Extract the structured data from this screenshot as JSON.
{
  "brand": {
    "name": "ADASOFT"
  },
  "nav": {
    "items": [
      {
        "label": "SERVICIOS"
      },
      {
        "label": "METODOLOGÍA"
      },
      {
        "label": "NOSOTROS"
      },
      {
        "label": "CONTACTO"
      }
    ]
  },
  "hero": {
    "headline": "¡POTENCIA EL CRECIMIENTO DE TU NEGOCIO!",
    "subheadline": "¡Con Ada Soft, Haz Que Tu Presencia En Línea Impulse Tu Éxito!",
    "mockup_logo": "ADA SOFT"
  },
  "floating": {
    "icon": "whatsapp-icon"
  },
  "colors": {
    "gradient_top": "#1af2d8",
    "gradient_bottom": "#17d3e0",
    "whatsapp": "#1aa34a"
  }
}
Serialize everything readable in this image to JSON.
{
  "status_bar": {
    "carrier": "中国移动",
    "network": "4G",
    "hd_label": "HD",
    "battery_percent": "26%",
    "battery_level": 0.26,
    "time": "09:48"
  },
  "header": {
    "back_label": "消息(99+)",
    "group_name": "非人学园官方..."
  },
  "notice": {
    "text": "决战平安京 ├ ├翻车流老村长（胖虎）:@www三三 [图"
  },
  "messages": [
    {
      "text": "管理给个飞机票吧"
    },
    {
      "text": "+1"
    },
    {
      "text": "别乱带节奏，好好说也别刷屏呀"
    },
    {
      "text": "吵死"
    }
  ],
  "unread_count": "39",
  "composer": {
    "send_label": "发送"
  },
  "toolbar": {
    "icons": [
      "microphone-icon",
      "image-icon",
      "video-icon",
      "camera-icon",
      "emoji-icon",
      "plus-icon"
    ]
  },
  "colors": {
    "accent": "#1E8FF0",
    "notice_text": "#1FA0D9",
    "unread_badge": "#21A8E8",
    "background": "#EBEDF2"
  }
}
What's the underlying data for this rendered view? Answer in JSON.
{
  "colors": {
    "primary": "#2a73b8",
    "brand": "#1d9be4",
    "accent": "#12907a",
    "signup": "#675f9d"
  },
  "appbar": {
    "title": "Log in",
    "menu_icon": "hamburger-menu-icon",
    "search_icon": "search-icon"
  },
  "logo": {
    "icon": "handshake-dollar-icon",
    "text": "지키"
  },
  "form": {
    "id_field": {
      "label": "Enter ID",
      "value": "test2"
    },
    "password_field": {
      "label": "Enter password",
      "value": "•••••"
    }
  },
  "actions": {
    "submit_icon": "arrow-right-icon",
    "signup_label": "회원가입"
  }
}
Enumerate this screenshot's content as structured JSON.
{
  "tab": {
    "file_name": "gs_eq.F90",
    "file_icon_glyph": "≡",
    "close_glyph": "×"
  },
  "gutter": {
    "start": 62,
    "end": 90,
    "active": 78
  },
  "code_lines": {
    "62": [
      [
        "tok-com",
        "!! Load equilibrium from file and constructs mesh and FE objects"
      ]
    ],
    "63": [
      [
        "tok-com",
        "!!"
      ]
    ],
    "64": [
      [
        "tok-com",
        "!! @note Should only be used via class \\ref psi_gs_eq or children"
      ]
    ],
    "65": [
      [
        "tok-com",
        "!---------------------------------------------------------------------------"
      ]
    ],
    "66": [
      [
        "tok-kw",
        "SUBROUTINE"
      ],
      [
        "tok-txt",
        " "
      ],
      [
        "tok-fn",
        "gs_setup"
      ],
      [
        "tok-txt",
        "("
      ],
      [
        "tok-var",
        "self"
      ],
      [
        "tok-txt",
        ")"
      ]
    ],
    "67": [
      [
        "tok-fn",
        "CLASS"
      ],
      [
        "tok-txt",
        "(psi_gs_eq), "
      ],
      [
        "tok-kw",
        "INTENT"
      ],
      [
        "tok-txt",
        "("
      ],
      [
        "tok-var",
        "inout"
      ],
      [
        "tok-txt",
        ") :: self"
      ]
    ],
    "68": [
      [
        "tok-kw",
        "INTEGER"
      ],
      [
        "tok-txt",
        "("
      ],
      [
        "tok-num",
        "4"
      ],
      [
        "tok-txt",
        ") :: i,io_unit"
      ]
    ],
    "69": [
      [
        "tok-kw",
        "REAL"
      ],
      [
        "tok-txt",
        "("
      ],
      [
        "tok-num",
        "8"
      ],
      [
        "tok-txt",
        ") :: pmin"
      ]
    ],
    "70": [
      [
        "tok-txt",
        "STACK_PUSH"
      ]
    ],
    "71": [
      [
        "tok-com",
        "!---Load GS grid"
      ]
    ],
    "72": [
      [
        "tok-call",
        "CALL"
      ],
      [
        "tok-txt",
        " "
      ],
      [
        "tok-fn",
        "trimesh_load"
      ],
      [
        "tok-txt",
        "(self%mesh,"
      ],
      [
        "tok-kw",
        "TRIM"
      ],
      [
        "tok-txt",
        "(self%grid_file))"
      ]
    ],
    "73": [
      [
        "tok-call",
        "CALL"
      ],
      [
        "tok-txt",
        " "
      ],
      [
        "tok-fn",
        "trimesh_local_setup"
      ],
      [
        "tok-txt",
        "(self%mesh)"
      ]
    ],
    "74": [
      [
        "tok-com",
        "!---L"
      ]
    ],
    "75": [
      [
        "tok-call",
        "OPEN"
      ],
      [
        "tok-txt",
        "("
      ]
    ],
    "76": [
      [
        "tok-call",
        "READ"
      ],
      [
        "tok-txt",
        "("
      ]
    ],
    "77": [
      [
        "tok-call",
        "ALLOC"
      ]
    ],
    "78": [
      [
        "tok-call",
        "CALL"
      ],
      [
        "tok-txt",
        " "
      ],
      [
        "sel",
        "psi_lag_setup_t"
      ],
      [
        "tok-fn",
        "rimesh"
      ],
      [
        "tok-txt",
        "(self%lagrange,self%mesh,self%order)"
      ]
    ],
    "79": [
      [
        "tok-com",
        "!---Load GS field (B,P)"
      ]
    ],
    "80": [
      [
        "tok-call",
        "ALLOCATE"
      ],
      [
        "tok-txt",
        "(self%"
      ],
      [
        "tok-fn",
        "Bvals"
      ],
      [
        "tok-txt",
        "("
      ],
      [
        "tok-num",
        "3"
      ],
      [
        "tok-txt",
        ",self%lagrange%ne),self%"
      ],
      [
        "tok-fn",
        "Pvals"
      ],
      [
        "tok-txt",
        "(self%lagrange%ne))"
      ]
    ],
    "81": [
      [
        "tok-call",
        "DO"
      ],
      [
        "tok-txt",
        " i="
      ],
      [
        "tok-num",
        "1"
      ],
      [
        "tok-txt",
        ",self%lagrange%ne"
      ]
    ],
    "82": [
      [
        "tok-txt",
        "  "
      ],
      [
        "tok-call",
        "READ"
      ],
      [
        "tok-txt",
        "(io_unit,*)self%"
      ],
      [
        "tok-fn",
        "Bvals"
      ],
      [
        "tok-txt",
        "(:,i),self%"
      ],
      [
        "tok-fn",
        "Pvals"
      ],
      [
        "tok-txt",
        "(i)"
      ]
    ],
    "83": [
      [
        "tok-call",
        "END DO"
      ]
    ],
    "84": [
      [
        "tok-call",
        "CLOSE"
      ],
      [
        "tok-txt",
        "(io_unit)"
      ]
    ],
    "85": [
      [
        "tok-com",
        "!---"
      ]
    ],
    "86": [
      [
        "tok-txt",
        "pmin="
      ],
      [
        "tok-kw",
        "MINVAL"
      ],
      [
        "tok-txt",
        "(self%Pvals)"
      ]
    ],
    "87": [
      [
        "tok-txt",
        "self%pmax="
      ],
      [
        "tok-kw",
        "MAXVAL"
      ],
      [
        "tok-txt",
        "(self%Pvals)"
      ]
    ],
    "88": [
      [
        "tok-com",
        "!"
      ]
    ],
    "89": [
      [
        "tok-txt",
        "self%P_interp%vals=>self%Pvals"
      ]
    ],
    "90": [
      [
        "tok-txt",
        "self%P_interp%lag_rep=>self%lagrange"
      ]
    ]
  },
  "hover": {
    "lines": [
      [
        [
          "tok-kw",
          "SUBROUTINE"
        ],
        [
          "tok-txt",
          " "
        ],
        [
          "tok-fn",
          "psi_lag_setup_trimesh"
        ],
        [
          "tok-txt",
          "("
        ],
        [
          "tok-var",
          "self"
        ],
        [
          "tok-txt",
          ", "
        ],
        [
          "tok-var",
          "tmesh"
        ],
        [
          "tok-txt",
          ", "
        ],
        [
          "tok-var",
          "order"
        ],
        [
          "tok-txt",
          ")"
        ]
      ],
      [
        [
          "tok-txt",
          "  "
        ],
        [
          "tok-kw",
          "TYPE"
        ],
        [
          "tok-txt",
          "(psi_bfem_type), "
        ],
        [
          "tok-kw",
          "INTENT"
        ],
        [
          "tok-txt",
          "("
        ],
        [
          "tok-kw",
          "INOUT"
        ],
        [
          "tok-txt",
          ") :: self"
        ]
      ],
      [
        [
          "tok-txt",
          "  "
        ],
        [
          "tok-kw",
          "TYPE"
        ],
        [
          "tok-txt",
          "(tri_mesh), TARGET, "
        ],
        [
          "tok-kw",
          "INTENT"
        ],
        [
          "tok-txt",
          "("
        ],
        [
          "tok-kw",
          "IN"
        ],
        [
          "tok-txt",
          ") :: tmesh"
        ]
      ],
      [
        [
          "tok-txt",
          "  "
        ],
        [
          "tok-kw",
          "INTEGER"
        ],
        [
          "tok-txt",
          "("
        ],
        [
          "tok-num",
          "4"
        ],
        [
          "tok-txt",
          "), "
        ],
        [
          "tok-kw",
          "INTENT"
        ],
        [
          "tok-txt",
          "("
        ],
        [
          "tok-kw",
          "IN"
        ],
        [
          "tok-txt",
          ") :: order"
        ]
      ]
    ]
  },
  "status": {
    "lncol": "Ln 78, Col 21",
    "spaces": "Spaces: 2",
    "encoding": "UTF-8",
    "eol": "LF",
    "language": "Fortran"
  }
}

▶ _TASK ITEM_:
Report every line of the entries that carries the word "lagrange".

▶ _WRITTEN ANSWER_:
        "(self%lagrange,self%mesh,self%order)"
        ",self%lagrange%ne),self%"
        "(self%lagrange%ne))"
        ",self%lagrange%ne"
        "self%P_interp%lag_rep=>self%lagrange"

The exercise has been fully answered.